The fab trio, Jennie Webb, Ella Martin, and Laura Shamas asked me to become part of the lafpi and I was absolutely delighted. Women are still not adequately presented and represented in the theatre and we need to raise our voices. I don’t know if I volunteered or was drafted to blog.
10. What is your favorite blog posting?
Catching Up, which is about my fellow bloggers. The bloggers’ voices are so diverse and wide ranging. I like getting to know their different worlds and approaches to writing and life.
11. Who do consider an influence where your writing is concerned? And why?
My first mentor, George Luscombe, the Artistic Director of Toronto Workshop Productions, encouraged me to write.
12. When did you find your voice as a writer? Are you still searching for it?
I think I found it early on but couldn’t describe it. I’ve been criticized for being too implicit but I like nuance, subtext, and irony, and have been writing like that for a long time.
13. Do you have a writing regimen? Can you discuss your process?

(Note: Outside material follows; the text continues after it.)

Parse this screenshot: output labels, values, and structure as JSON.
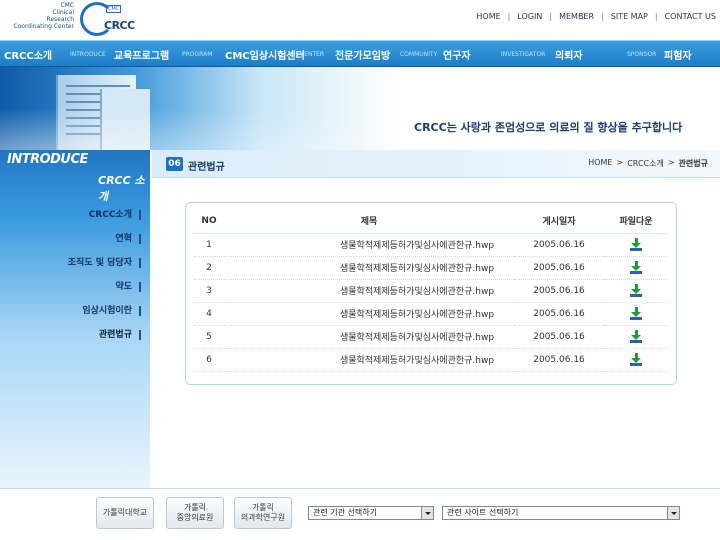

I used to write every day and kept a daily journal but have found that the business of marketing has intruded something fierce and I write more sporadically. I just read a quote from Bertolt Brecht that says, “It’s not the play but the performance that is the real purpose of all one’s efforts,” but he doesn’t say tell you how you get to the latter.
14. How do you decide what to write?
I don’t think about it consciously. When I have made a conscious decision, it has often been the wrong one. I tried for over a year to write about the friendship between Paul Robeson and Albert Einstein before I realized that I’d never be able to make it work.
15. How important is craft to you?
It’s key for me. Searching for conflict, clarity, a character to root for, a beginning, middle, and end are what I look for when I rewrite.
16. What other areas of the theater do you participate in?
I’m an actress. At one of the lafpi meetings at Theatricum, I got to stand on the Theatricum stage and thought I’d die from joy.
17. How do you feel about the theater community in Los Angeles?
I’ve seen some great plays and some rotten ones but there is always something going on that’s interesting. The Black Dahlia’s production of The Last Days of Judas Iscariot was out of this world and I still think of a number of plays I saw at the Odyssey, Tracers, to name one, with real pleasure.
18. How do you battle the negative voice?
The negative voice is my default position, so I deep breathe and walk a lot. It’s thematic in my life, walking.
19. Do you have a theme that you come back to a lot in your work?
I realized recently that I write a lot about betrayal and abandonment. But I also write about love, and betrayal and abandonment are part of that.
20. I have three rewrites that I’d like to settle down and work on. When those are finished, I hope that an idea will immediately attack and start the words flowing again.
Diane Grant is an award winning playwright and screenwriter, whose film Too Much Oregano won the Cannes Film Festival Jury Prize.
She was a co-founder of Redlight Theatre, the first professional women’s theatre in Canada. Her plays, which have been produced and published in the US and Canada, include Nellie! How The Women Won The Vote, Sunday Dinner, Sex and Violence, The Piaggi Suite, Four Women In Search Of A Character, Rondo a la Condo, A Dog’s Life; and The Last Of The Daytons, a semi-finalist for the 2007 National Playwrights Conference at the Eugene O’Neill Theater Center.
Will To Win, a documentary on the Southern California Shakespeare Festival, written by Ms. Grant, and produced by filmmaker Kerry Feltham, previewed in Los Angeles and the Folger Shakespeare Library in 2007 and is recommended by the Royal Shakespeare Company of London.
Ms. Grant has performed at the Stratford Festival and the National Arts Centre of Canada. She was Literary Manager of the Los Angeles Write Act Repertory Company, a mentor for the young playwrights’ group HOLA, and a member of Los Angeles’ Wordsmiths. She’s a member of the Dramatists Guild, The Playwrights Guild of Canada, the International Center for Women Playwrights, and is Vice-Chair of the Alliance of Los Angeles Playwrights.
Diane acts as LA FPI Task Force Coordinator.